Hell, if nothing else, it’s certainly a vast improvement over both AvP films.
While the cinematic fate of Alien is currently in a state of undetermined limbo (Neill Blomkamp having moved onto RoboCop and Ridley Scott having moved into motion picture purgatory), it’s been a good year for Alien fans in terms of EU. Last April, Titan Books published Alex White’s critically lauded Cold Forge , and this November will see the much anticipated comic book adaptation of William Gibbon’s original Alien 3 script. In the interim, fans feverish for more Alien fodder can revisit the 2016 Dark Horse cross-title event, Life and Death.
Much akin to the Fire and Stone arc, Life and Death is a crossover story that takes place across Dark Horse’s Predator, Prometheus, Aliens and AvP titles. Aside from simply pitting the classic xenomorph against the galaxy’s deadliest sports hunter, the Predator (two creatures that first locked corrugated claws back in issue 36 of Dark Horse Presents), Life and Death also includes disparate elements from Prometheus such as the engineers and the infamous vases of black goo. All issues of this miniseries can now be obtained in a collectible hardcover, but is this heavyweight mashup truly worth you time?
Taking place some 43 years after Aliens and about a year after the events of Fire and Stone, Life and Death‘s story begins with the United States Colonial Marines (USCM) setting down on the jungle-laden planetoid of LV-797. Assigned as security detail to Weyland-Yutani exec Lorimer, who suspects unlicensed asset stripping on the notorious company’s future terraforming endeavor, Captain Pager and our troupe of colorful interplanetary jarheads come face to face with a threat far more sinister than pirate prospectors, they face off against a hunting party of Predators. Escaping LV-797 on a derelict spacecraft, our marines find themselves out of the frying pan and into the fire as they involuntarily land on Prometheus planet LV-223 wherein engineers, xenomorphs and more Predators lay in wait.

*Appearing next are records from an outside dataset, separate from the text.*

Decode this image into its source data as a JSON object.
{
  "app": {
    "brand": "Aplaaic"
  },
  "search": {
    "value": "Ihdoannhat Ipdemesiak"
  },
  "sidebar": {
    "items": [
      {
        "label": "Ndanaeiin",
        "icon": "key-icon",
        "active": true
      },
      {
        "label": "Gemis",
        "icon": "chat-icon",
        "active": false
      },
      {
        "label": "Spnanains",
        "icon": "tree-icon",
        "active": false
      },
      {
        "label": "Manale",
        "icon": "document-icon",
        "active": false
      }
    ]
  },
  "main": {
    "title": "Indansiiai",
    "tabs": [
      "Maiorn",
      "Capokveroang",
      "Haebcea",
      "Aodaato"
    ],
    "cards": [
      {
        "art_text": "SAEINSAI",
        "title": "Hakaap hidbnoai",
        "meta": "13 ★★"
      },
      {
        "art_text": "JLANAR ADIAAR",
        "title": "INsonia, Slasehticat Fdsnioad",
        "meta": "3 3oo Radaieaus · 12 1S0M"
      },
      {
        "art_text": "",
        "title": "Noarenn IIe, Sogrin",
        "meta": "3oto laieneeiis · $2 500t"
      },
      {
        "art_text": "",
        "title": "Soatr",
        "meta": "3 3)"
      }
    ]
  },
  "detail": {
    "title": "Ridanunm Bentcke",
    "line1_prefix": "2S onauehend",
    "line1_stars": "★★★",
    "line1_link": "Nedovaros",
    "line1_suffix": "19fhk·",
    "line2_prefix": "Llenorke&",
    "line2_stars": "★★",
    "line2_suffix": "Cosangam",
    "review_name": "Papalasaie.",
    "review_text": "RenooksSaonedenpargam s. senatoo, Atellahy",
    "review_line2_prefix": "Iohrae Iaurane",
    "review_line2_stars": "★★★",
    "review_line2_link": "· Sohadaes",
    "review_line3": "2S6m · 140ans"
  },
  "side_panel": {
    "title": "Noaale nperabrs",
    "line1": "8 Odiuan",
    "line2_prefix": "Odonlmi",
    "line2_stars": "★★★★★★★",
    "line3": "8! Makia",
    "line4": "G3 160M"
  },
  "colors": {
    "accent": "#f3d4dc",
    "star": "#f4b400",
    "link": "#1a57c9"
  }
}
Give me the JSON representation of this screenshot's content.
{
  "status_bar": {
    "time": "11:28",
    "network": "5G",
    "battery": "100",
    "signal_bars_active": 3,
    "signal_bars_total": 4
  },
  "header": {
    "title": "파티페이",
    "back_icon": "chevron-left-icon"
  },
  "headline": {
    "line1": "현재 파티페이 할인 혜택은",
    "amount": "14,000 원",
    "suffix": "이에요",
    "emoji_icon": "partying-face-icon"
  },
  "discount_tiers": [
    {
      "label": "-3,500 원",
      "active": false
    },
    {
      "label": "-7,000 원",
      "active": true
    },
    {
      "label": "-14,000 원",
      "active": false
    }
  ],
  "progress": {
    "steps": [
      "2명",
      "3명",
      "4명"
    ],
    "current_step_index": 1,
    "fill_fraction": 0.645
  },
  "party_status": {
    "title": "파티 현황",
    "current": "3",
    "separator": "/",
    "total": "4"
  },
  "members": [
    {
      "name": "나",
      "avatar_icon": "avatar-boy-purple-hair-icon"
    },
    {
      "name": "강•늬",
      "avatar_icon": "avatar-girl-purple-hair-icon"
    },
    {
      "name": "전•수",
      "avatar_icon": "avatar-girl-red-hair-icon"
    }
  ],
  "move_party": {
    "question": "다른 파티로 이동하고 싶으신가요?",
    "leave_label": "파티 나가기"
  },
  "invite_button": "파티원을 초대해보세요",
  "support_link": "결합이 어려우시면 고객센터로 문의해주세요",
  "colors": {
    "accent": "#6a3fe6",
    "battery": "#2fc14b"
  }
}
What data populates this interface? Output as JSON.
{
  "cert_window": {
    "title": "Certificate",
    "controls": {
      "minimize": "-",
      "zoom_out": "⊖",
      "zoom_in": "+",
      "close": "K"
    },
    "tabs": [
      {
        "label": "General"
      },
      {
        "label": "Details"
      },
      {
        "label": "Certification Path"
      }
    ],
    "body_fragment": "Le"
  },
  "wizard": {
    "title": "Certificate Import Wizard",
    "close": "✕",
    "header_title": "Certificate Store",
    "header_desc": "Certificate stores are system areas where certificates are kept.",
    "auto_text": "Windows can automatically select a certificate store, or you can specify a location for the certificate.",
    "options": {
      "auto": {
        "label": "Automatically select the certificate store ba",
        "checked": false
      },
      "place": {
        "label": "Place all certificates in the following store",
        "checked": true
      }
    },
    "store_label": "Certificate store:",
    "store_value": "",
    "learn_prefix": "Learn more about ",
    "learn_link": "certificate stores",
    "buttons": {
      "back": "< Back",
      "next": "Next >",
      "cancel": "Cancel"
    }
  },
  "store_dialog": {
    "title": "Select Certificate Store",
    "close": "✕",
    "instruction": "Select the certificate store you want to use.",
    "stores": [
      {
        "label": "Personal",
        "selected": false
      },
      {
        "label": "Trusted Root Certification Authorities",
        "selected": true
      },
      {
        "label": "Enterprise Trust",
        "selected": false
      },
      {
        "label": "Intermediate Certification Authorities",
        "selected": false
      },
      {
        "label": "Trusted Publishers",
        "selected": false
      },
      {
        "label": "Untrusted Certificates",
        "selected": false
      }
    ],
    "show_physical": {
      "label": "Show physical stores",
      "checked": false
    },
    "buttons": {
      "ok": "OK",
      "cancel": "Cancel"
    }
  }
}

Andrea Mutti (The Girl with the Dragon Tattoo), Moritat (Elephantmen) and Brian Albert Thies (Star Wars: Legacy) compromise the team of contributing artists on the book, and they do a more than serviceable job of fleshing out this xenocentric world. As with most Dark Horse comics centered around the xenomorph, the book utilizes much of the costuming and aesthetics of James Cameron’s Aliens (Colonial Marines, pulse rifles, an APC, Vietnam tailored drop ships, etc.). This isn’t necessarily a bad thing — however, one of the reasons the comic Dead Orbit and the game Alien: Isolation were so refreshing was that they avoided this in favor of an aesthetic more closely related to Ridley Scott’s original film.
While the story, courtesy of Marvel scribe Dan Abnett, pales in comparison to other, more streamlined Dark Horse/Aliens titles such as Dead Orbit or the currently running Dust to Dust, Abnett’s ambitions appear to lie elsewhere. The story’s appeal derives from sandboxing all these disparate characters the way a child of the 90s would do with their Kenner Aliens/Predator action figures (or adults of today, for that matter, via NECA). If you’re looking to see the Predator take on colonial marines, it’s here. If you want to see an engineer go toe to toe with an alien queen, it’s here. Xenomorph hybrids? All here in the pages. The book even goes on to feature a Predator/engineer grudge match which, while fun, does showcase the overlapping similarities between these two, tech-based titans licensed by 20th Century Fox.
The book’s by no means a must read; however, if you’ve enjoyed Fire and Stone, Life and Death delivers much of the same. Considering the story’s multitude of characters, the comic avoids being overly convoluted. Hell, if nothing else, it’s certainly a vast improvement over both AvP films.